Supercomputers Could Be The Answer To The Biggest Threat To Human Health
Scientists have taken a “giant leap” in using supercomputers to combat the greatest threat to human health posed by antibiotic resistance.
Each year, an estimated 700,000 people die from antibiotic-resistant bacteria, and that number is expected to reach millions in the years to come.
And without effective antibiotics, life expectancy is expected to drop by 20 years, prompting scientists to embark on a race to develop new antibiotics to fight diseases faster than diseases can mutate and evolve.

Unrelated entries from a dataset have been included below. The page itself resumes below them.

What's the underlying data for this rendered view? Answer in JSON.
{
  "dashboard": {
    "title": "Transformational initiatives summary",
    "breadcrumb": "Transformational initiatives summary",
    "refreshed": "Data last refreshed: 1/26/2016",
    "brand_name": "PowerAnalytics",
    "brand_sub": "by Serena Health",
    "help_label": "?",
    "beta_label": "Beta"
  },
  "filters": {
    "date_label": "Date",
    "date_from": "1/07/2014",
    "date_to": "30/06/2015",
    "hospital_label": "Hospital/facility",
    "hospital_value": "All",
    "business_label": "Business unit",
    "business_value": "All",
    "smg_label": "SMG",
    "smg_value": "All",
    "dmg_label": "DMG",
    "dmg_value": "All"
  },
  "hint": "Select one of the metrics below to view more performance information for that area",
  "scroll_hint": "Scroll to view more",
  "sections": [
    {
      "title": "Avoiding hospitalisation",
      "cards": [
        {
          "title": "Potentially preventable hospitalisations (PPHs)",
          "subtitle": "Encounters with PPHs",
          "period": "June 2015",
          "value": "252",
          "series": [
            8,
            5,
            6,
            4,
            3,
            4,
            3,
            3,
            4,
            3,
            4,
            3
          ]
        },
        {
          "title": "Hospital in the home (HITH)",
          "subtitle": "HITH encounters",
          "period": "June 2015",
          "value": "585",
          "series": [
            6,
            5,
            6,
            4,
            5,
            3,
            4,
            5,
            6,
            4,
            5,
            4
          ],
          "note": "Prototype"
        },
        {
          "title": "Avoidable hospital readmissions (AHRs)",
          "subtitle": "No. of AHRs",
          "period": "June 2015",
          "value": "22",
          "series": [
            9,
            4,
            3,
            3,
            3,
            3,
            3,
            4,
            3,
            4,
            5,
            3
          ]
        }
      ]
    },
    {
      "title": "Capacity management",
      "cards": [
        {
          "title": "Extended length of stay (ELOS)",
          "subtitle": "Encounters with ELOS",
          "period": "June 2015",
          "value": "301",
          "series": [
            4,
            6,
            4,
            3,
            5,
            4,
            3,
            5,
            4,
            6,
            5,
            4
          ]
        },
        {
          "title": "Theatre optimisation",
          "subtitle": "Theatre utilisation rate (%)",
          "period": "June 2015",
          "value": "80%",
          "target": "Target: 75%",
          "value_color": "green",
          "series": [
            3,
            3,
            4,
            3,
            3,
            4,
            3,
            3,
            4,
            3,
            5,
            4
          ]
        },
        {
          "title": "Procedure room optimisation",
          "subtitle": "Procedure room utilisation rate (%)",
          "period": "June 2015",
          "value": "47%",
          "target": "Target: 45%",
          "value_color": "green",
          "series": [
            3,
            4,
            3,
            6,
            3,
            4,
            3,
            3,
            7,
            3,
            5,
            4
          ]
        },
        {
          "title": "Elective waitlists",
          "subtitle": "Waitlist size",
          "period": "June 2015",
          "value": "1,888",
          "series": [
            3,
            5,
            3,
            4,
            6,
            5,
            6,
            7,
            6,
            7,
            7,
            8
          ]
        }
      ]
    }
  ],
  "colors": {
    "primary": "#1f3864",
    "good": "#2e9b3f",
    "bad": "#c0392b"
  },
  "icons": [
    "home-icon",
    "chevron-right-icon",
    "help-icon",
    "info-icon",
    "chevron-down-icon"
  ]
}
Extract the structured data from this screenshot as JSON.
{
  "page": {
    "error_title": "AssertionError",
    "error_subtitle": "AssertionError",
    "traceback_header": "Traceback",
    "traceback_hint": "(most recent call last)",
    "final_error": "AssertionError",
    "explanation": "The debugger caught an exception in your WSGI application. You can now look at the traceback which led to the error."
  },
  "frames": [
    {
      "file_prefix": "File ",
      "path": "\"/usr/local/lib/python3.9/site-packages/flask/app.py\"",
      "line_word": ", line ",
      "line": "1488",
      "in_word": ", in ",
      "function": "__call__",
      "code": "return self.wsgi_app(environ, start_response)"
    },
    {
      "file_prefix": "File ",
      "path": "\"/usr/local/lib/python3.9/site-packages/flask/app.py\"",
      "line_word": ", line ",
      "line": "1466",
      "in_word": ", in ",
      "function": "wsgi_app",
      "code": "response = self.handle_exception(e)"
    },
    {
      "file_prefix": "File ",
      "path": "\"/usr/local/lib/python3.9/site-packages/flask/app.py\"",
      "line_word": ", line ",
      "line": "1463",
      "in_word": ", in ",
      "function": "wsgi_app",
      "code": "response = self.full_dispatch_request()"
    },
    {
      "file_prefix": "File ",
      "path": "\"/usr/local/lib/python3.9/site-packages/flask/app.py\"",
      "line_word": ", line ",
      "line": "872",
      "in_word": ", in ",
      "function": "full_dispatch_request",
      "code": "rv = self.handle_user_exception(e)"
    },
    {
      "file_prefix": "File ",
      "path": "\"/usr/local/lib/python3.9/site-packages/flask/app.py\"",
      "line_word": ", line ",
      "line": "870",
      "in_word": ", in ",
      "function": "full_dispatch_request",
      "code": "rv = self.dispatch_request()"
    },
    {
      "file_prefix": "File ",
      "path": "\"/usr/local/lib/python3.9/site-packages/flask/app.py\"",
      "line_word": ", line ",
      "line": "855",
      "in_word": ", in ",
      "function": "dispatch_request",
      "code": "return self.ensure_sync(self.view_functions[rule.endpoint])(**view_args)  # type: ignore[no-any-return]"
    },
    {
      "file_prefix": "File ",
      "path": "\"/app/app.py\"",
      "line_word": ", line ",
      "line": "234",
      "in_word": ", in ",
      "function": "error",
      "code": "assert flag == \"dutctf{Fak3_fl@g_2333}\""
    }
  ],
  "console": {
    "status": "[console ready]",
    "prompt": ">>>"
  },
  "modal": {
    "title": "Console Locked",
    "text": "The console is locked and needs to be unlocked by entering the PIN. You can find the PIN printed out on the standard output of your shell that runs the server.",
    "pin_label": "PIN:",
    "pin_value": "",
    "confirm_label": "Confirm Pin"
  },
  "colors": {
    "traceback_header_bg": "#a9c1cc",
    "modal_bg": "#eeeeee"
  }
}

Today, an international team of researchers, co-led by Dr Gerhard Koenig of the University of Portsmouth, are using computers to redesign existing antibiotics to track disease progression for a study published in the journal PNAS.
Computer chemist Dr Koenig said: âAntibiotics are one of the pillars of modern medicine and antibiotic resistance is one of the greatest threats to human health. There is an urgent need to develop new ways to fight the constantly evolving bacteria.
âDeveloping a new antibiotic usually involves finding a new target that is essential for the survival of a wide variety of different bacteria.
âIt is extremely difficult and only very few new classes of antibiotics have been developed in recent times.
âWe took a simpler approach by starting with an existing antibiotic, which is ineffective against new resistant strains, and modifying it so that it is now able to overcome resistance mechanisms. “
The team has shown that their best drug candidate, which has not yet been in clinical trials, is up to 56 times more active for the bacterial strains tested than two antibiotics on the essential drugs list of the ‘World Health Organization (WHO), erythromycin and clarithromycin.
Dr Koenig said: ‘Not only is our best candidate more effective against the targets tested, but he also shows activity against the three highest ranked bacteria on the WHO priority list where existing antibiotics tested do not work. .
“It is only a matter of time before bacteria develop counter-strategies against our counter-strategies and become resistant to the new antibiotic, so we will have to continue to study the mechanisms of bacterial resistance and develop new derivatives accordingly. . “
The aim of the study is to show that the resistance mechanisms of bacteria can be approached in a systematic way, allowing science to continuously struggle with a computerized evolution of new antibiotics.
Dr Koenig said: âOur computers are getting faster and faster every year. There is therefore some hope that we will be able to reverse the trend.
“If computers can beat the world chess champion, I don’t see why they shouldn’t be able to beat bacteria as well.”